Stored data:

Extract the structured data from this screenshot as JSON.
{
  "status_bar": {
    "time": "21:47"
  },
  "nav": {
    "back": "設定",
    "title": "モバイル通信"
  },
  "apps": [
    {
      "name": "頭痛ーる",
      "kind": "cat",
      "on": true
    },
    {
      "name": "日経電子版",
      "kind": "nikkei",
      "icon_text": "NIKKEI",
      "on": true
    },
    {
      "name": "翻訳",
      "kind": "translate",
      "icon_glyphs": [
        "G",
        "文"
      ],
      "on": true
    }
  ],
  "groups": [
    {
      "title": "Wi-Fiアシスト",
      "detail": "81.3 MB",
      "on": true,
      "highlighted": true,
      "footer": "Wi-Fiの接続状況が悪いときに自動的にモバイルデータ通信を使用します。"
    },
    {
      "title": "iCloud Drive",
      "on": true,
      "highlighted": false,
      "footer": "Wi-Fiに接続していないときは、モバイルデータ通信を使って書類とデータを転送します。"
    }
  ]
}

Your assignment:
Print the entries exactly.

Solution to the exercise:
Extract the structured data from this screenshot as JSON.
{
  "status_bar": {
    "time": "21:47"
  },
  "nav": {
    "back": "設定",
    "title": "モバイル通信"
  },
  "apps": [
    {
      "name": "頭痛ーる",
      "kind": "cat",
      "on": true
    },
    {
      "name": "日経電子版",
      "kind": "nikkei",
      "icon_text": "NIKKEI",
      "on": true
    },
    {
      "name": "翻訳",
      "kind": "translate",
      "icon_glyphs": [
        "G",
        "文"
      ],
      "on": true
    }
  ],
  "groups": [
    {
      "title": "Wi-Fiアシスト",
      "detail": "81.3 MB",
      "on": true,
      "highlighted": true,
      "footer": "Wi-Fiの接続状況が悪いときに自動的にモバイルデータ通信を使用します。"
    },
    {
      "title": "iCloud Drive",
      "on": true,
      "highlighted": false,
      "footer": "Wi-Fiに接続していないときは、モバイルデータ通信を使って書類とデータを転送します。"
    }
  ]
}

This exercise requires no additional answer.